- Flannel covered insulating board. This is a relatively easy DIY project made from 2’x8’ or 4’x8’ insulation board available from a home improvement store. It is light weight, yet strong enough to lean or fasten on a wall. Use this link for instructions to make this project. http://christaquilts.com/2013/11/11/a-new-design-wall/ Instructions for other similar projects are also available online.
- Portable design walls. Offered in different sizes, this design wall is made of a light weight frame with flannel stretched across it. This type of design wall would be ideal if it needed to be used at a class, moved from one room to another, or had no permanent location. http://www.cherylannsdesignwall.com/
- Mounted retractable roller design wall. When delivering a Longarm system a couple of years ago, I discovered this unique product at our customer’s studio. Mounted on a wall or over a closet, this design wall pulls down, like a shade, offering space to audition a quilt. The beauty of his product is that it takes up very little space and can easily be rolled up out of view or allowing access to whatever is behind the design wall. It can even be rolled up with the patches or blocks still on it as illustrated in the photo. This would make an ideal design wall in a small sewing area where a larger fixed design wall would not be possible. http://www.design-a-way.com/
Regardless of how much quilting you do, the design wall is an important “tool” that allows you to visualize the finished quilt helping you make good design choices. Besides having a design wall, make sure you also have good lighting.
For those on Pinterest https://www.pinterest.com/explore/quilt-design-wall/
As a former science teacher, I enjoy learning the “how” and “why” of many things. I find it fascinating to see how products are manufactured, especially things that are used in quilting. We often take for granted these products not realizing the many steps that are involved in their manufacture. Or, we complain about the cost without knowing the time and effort involved to make them.

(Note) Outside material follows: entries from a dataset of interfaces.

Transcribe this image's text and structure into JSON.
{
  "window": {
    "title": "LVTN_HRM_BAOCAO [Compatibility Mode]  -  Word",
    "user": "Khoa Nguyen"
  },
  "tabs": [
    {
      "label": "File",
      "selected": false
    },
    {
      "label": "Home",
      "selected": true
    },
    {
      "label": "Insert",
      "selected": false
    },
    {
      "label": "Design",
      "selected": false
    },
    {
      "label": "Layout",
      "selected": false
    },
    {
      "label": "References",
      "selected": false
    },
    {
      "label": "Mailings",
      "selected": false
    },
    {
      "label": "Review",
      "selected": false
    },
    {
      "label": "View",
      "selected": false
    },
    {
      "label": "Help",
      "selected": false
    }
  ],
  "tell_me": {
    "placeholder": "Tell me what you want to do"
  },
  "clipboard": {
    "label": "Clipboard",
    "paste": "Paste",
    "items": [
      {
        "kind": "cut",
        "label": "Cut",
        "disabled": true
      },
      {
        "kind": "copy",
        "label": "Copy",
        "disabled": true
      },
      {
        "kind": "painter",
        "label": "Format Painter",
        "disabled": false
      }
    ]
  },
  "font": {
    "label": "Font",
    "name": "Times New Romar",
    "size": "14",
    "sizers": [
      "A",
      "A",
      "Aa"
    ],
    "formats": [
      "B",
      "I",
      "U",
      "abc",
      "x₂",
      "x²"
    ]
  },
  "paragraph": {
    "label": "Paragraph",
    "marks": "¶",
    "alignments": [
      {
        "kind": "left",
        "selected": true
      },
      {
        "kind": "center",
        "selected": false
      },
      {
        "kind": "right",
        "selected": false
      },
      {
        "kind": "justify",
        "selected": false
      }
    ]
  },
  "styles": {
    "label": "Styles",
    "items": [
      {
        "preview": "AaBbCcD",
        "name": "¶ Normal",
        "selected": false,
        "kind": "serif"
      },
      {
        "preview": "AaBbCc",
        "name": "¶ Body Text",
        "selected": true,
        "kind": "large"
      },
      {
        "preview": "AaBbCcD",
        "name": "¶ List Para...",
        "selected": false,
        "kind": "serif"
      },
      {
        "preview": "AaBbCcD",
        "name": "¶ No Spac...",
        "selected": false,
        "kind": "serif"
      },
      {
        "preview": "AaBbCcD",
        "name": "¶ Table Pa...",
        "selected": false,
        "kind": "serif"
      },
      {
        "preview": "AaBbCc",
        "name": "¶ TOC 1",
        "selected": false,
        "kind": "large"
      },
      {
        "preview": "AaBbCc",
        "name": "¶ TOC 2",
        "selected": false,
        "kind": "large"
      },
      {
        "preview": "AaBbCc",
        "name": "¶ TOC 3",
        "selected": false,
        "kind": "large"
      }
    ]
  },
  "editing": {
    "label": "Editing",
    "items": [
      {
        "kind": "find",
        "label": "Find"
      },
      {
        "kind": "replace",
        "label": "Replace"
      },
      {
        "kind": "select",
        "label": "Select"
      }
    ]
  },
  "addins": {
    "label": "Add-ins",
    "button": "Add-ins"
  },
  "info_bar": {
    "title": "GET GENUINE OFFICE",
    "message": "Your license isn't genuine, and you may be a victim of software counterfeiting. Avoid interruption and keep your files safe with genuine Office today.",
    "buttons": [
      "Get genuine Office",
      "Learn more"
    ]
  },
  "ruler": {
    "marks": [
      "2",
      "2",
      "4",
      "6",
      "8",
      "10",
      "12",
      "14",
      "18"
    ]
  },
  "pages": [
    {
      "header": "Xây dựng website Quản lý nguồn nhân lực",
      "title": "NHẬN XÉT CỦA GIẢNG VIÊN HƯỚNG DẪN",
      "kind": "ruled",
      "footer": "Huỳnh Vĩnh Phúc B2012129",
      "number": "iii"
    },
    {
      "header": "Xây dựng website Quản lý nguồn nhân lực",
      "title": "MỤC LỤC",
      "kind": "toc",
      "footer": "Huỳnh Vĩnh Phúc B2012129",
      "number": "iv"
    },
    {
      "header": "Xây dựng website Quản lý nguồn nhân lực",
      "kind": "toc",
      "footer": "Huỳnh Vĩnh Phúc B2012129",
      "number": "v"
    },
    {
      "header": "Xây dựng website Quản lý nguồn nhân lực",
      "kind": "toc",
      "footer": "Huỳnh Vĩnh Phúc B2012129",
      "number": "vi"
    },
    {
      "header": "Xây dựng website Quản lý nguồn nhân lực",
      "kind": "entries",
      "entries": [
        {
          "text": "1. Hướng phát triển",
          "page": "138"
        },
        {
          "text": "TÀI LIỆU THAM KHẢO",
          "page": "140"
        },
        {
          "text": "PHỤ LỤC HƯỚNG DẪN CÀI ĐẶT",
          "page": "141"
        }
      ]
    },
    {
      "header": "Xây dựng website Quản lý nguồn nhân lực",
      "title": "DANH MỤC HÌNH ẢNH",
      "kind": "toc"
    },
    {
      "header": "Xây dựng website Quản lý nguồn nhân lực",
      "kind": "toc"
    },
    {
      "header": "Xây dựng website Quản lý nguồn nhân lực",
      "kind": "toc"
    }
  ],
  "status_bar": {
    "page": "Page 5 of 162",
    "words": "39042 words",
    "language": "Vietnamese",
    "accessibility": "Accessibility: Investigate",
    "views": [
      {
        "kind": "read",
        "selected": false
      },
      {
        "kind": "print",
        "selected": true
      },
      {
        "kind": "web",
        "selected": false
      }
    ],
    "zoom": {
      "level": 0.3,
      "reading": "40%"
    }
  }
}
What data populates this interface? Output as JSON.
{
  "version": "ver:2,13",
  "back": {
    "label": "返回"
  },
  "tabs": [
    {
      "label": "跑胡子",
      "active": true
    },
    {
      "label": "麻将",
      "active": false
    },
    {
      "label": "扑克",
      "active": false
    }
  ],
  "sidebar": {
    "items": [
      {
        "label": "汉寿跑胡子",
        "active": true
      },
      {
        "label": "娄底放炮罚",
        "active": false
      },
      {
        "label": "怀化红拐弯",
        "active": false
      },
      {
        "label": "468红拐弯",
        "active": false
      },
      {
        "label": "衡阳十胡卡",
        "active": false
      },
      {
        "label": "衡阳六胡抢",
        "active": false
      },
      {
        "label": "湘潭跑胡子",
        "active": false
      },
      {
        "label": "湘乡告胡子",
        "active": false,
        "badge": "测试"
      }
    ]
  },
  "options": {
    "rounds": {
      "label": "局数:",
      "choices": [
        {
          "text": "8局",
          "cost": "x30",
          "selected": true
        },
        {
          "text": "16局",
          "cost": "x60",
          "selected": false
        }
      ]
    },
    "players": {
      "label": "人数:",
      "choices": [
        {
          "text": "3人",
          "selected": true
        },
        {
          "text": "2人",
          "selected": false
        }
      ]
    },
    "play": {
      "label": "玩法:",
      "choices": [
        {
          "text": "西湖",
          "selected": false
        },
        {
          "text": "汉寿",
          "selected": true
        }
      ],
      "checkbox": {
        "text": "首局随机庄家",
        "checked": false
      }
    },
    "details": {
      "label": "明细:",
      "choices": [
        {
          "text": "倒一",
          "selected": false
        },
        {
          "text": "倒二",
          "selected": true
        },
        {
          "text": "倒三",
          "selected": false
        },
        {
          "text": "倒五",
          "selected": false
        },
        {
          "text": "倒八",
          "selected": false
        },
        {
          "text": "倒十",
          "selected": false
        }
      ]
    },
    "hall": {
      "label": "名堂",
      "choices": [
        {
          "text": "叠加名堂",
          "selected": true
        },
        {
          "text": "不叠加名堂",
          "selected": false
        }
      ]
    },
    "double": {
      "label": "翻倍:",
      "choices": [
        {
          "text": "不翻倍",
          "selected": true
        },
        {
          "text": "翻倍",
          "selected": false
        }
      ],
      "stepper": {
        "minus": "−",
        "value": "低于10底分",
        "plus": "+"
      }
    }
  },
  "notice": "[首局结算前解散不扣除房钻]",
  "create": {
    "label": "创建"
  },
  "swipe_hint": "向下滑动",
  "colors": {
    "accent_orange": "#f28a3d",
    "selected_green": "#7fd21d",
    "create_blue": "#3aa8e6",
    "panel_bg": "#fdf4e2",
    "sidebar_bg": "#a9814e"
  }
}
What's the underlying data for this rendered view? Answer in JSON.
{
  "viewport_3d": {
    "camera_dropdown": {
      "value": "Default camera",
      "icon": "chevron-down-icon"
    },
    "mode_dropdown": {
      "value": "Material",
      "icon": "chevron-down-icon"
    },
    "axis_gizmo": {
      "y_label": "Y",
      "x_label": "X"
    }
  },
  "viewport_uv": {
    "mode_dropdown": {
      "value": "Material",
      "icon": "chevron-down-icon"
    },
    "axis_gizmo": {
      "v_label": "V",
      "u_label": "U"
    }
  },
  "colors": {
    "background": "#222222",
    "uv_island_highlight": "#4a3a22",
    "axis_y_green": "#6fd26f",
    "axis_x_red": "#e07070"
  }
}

This video from the Science Channel shows the steps involved in the manufacture of needles and pins. Since I just bought a package of self threading needles with gold around the eye, I now know how these were made starting with a coil of wire and ending with a precision sewing tool to use with my quilting.